The food issues continued the next day – the breakfast looked vile so I just had some water, thinking I’d be able to buy some snacks on the plane. The airport is tiny and there wasn’t much to do so I bought a Mars bar and a book (A Shattered Youth about a Cambodian girl growing up during the Khmer Rouge years, which was both interesting and disturbing) but this being Thailand, the book cost £11 as for some reason it’s really expensive to buy even used books here. But it kept me entertained and we got on the plane. As usual it was a lovely Airasia plane: new, leather seats etc but this time it was full so we didn’t have the luxury of stretching out like we have done on the last two. But they were serving food, which was chicken fried rice and as I was starving, I bought one and a Pepsi Max, which came to 180 baht…a fortune compared to what we would have paid on the ground.

How can you make chicken fried rice inedible? Put tiny whole fish in it of course! And basically no other flavouring! The disgusting tiny fish had their faces still on, complete with eyes. Except, some of them didn’t have eyes. This could only mean one thing…my rice contained tiny fish eyes. I think I’m not hungry any more. The irony of reading a book about a girl who was actually starving and forced to work all day on just a bowl of rice soup whilst complaining about tiny fish eyes was not lost on me, but I repeat, tiny fish eyes. I just couldn’t do it!

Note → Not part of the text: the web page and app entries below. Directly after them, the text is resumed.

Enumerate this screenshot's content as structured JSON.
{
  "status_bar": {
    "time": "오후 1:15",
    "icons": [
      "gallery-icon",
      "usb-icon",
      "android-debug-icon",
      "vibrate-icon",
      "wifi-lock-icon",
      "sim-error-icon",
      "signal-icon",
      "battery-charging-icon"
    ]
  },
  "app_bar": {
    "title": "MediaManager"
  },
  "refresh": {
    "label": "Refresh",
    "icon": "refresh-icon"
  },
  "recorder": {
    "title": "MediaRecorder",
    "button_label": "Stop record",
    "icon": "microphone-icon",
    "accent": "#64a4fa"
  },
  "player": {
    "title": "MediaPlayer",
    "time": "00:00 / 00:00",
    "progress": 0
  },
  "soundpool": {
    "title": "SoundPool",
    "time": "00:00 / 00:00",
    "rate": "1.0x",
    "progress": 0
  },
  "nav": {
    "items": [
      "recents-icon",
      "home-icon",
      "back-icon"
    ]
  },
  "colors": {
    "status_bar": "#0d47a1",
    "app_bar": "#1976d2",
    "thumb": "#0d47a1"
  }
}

Our plane arrived early by 15 minutes, meaning the whole trip took just over an hour. We swapped the lovely Koh Samui

for this

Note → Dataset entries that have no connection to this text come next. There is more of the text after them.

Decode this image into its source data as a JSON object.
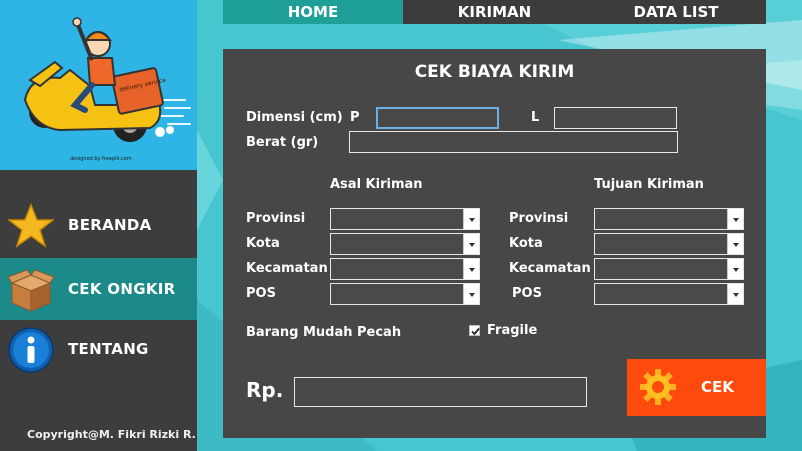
{
  "sidebar": {
    "hero": {
      "badge_text": "delivery service",
      "credit": "designed by freepik.com"
    },
    "items": [
      {
        "label": "BERANDA",
        "icon": "star-icon"
      },
      {
        "label": "CEK ONGKIR",
        "icon": "box-icon"
      },
      {
        "label": "TENTANG",
        "icon": "info-icon"
      }
    ],
    "copyright": "Copyright@M. Fikri Rizki R."
  },
  "tabs": [
    {
      "label": "HOME"
    },
    {
      "label": "KIRIMAN"
    },
    {
      "label": "DATA LIST"
    }
  ],
  "form": {
    "title": "CEK BIAYA KIRIM",
    "dimensi_label": "Dimensi (cm)",
    "p_label": "P",
    "l_label": "L",
    "berat_label": "Berat (gr)",
    "asal_header": "Asal Kiriman",
    "tujuan_header": "Tujuan Kiriman",
    "asal": {
      "provinsi": "Provinsi",
      "kota": "Kota",
      "kecamatan": "Kecamatan",
      "pos": "POS"
    },
    "tujuan": {
      "provinsi": "Provinsi",
      "kota": "Kota",
      "kecamatan": "Kecamatan",
      "pos": "POS"
    },
    "fragile_label": "Barang Mudah Pecah",
    "fragile_checkbox_label": "Fragile",
    "fragile_checked": true,
    "rp_label": "Rp.",
    "cek_button_label": "CEK"
  },
  "colors": {
    "sidebar_bg": "#3d3d3d",
    "sidebar_active": "#1d8a8a",
    "hero_bg": "#2fb4e6",
    "main_bg": "#48c6cf",
    "tab_active": "#1e9f98",
    "card_bg": "#474747",
    "cek_button": "#fd4a0d"
  }
}
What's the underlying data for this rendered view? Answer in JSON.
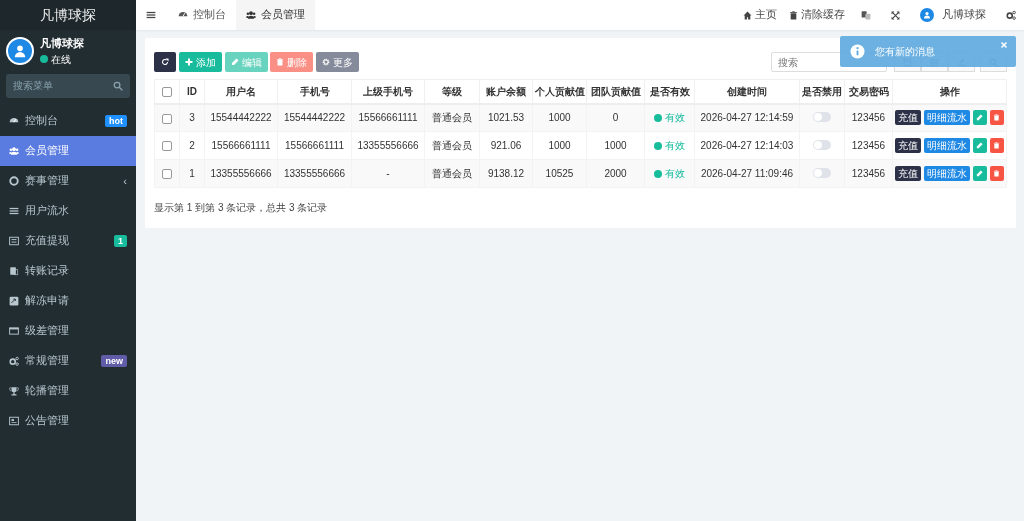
{
  "sidebar": {
    "brand": "凡博球探",
    "user": {
      "name": "凡博球探",
      "status": "在线",
      "online": true
    },
    "search_placeholder": "搜索菜单",
    "items": [
      {
        "label": "控制台",
        "selected": false,
        "badge": {
          "text": "hot",
          "color": "#1e90ff"
        }
      },
      {
        "label": "会员管理",
        "selected": true
      },
      {
        "label": "赛事管理",
        "selected": false,
        "caret": "‹"
      },
      {
        "label": "用户流水",
        "selected": false
      },
      {
        "label": "充值提现",
        "selected": false,
        "badge": {
          "text": "1",
          "color": "#18bc9c"
        }
      },
      {
        "label": "转账记录",
        "selected": false
      },
      {
        "label": "解冻申请",
        "selected": false
      },
      {
        "label": "级差管理",
        "selected": false
      },
      {
        "label": "常规管理",
        "selected": false,
        "badge": {
          "text": "new",
          "color": "#605ca8"
        }
      },
      {
        "label": "轮播管理",
        "selected": false
      },
      {
        "label": "公告管理",
        "selected": false
      }
    ]
  },
  "header": {
    "tabs": [
      {
        "label": "控制台",
        "selected": false
      },
      {
        "label": "会员管理",
        "selected": true
      }
    ],
    "links": [
      "主页",
      "清除缓存"
    ],
    "user_name": "凡博球探"
  },
  "toolbar": [
    {
      "kind": "icon",
      "disabled": false
    },
    {
      "kind": "text",
      "label": "添加",
      "disabled": false
    },
    {
      "kind": "text",
      "label": "编辑",
      "disabled": true
    },
    {
      "kind": "text",
      "label": "删除",
      "disabled": true
    },
    {
      "kind": "text",
      "label": "更多",
      "disabled": false
    }
  ],
  "search": {
    "placeholder": "搜索"
  },
  "notification": {
    "text": "您有新的消息"
  },
  "table": {
    "all_checked": false,
    "columns": [
      "ID",
      "用户名",
      "手机号",
      "上级手机号",
      "等级",
      "账户余额",
      "个人贡献值",
      "团队贡献值",
      "是否有效",
      "创建时间",
      "是否禁用",
      "交易密码",
      "操作"
    ],
    "rows": [
      {
        "checked": false,
        "id": "3",
        "username": "15544442222",
        "phone": "15544442222",
        "parent_phone": "15566661111",
        "level": "普通会员",
        "balance": "1021.53",
        "personal": "1000",
        "team": "0",
        "valid": true,
        "valid_text": "有效",
        "created": "2026-04-27 12:14:59",
        "banned": false,
        "password": "123456",
        "actions": [
          "充值",
          "明细流水"
        ]
      },
      {
        "checked": false,
        "id": "2",
        "username": "15566661111",
        "phone": "15566661111",
        "parent_phone": "13355556666",
        "level": "普通会员",
        "balance": "921.06",
        "personal": "1000",
        "team": "1000",
        "valid": true,
        "valid_text": "有效",
        "created": "2026-04-27 12:14:03",
        "banned": false,
        "password": "123456",
        "actions": [
          "充值",
          "明细流水"
        ]
      },
      {
        "checked": false,
        "id": "1",
        "username": "13355556666",
        "phone": "13355556666",
        "parent_phone": "-",
        "level": "普通会员",
        "balance": "9138.12",
        "personal": "10525",
        "team": "2000",
        "valid": true,
        "valid_text": "有效",
        "created": "2026-04-27 11:09:46",
        "banned": false,
        "password": "123456",
        "actions": [
          "充值",
          "明细流水"
        ]
      }
    ]
  },
  "pagination_info": "显示第 1 到第 3 条记录，总共 3 条记录"
}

Absolutely torrential rain. It was still warm, but just bucketing down. So after taking the bus to Kuala Lumpur city centre, we turned on our heels and headed to the nearest Burger King to wait it out and eat something that didn’t contain gross fish. We contemplated using the train to get to the hotel, but in the end decided this was too difficult in the pouring rain so we just got a taxi for 10 ringitts to the guesthouse.

A new language, currency, set of customs…unlike all the other countries we’ve been to bar Vietnam, the Malaysian language doesn’t look like a beautiful drawing, it looks like ours. Ours that has been shaken up – bus becomes bas, restaurant is restoran, taxi is teksi, central is sentral etc. It is confusing because it looks like English, but you find yourself wondering whether they can’t spell in English or whether that’s how they spell it in Malay as lots of words look the same. They also mix Malay and English on the same sign, so you have to look quite hard to work out what language it’s in and what applies to you. The currency also takes some getting used to – 65 baht for a night would be incredibly cheap at just over a pound, but 65 ringitts is actually £16. The whole place is very expensive, so we’re back to staying in grotty accommodation (but paying a lot more for it) to save some cash so we can do all the exciting things KL has to offer a little bit less guiltily.

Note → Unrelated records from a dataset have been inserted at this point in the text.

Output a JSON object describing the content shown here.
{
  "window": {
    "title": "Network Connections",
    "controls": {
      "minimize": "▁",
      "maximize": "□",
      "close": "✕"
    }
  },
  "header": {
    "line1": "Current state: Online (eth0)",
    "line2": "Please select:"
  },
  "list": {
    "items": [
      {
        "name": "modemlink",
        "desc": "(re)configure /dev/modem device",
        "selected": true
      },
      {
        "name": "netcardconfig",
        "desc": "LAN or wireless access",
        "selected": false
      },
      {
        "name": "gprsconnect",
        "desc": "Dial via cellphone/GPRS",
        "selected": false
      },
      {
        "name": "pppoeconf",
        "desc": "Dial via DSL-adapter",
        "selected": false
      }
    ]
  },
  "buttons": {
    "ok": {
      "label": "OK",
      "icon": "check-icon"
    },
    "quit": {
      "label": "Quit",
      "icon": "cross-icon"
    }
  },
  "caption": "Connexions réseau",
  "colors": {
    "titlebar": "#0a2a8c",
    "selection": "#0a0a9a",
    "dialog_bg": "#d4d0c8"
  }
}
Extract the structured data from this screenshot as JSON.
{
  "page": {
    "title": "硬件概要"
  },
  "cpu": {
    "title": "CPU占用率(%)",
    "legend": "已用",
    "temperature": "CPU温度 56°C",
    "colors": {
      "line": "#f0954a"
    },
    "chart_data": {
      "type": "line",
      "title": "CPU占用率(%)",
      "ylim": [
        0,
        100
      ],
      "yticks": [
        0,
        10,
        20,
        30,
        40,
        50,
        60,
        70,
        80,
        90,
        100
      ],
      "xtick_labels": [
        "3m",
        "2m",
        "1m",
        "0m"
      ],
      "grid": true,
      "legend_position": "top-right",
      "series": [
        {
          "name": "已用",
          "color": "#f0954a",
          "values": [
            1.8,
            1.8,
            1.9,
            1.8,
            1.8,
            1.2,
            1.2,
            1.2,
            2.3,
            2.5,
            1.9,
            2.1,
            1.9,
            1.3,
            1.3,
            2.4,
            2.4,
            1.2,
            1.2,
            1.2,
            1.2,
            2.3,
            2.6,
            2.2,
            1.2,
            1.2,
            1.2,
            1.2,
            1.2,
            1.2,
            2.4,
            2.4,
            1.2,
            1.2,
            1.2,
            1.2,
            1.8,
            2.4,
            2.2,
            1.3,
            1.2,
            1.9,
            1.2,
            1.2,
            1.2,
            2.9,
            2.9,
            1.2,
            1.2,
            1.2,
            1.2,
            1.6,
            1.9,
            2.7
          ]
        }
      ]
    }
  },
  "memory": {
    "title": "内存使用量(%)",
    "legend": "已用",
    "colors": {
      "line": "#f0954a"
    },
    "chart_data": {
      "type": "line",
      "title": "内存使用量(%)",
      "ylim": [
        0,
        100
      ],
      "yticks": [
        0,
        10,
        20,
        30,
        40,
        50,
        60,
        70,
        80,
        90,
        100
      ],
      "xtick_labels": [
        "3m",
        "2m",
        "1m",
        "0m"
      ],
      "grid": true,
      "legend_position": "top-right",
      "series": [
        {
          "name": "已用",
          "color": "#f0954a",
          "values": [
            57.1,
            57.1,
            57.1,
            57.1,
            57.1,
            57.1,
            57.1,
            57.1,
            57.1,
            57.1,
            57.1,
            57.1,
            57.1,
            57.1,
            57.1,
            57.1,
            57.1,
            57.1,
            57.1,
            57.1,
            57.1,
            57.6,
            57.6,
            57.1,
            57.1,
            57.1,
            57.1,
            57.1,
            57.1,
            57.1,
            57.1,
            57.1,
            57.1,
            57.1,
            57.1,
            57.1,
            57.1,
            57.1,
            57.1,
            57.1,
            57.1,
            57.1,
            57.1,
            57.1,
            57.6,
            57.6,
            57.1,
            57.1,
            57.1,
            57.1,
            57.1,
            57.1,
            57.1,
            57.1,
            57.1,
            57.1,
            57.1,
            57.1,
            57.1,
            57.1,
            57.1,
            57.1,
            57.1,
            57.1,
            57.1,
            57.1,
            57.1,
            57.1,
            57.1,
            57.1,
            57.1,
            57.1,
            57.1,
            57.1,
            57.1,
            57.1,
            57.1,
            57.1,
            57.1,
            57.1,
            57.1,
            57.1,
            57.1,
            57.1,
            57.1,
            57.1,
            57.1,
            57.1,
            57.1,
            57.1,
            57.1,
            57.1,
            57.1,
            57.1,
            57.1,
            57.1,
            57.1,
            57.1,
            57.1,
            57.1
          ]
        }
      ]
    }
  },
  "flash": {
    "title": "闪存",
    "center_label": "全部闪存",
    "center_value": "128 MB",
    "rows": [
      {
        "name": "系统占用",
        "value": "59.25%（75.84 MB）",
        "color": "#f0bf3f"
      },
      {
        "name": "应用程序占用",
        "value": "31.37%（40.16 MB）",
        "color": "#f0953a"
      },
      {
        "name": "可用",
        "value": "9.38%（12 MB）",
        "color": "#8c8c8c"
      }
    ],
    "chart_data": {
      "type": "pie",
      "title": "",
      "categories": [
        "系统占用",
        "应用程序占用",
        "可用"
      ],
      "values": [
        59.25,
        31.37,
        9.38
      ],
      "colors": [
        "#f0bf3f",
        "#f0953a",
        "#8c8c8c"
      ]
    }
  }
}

So we found said grotty accommodation (would you like a room with a toilet or without?), dropped the bags off and headed off to explore the area we are staying in, Chinatown. First stop: umbrella shop!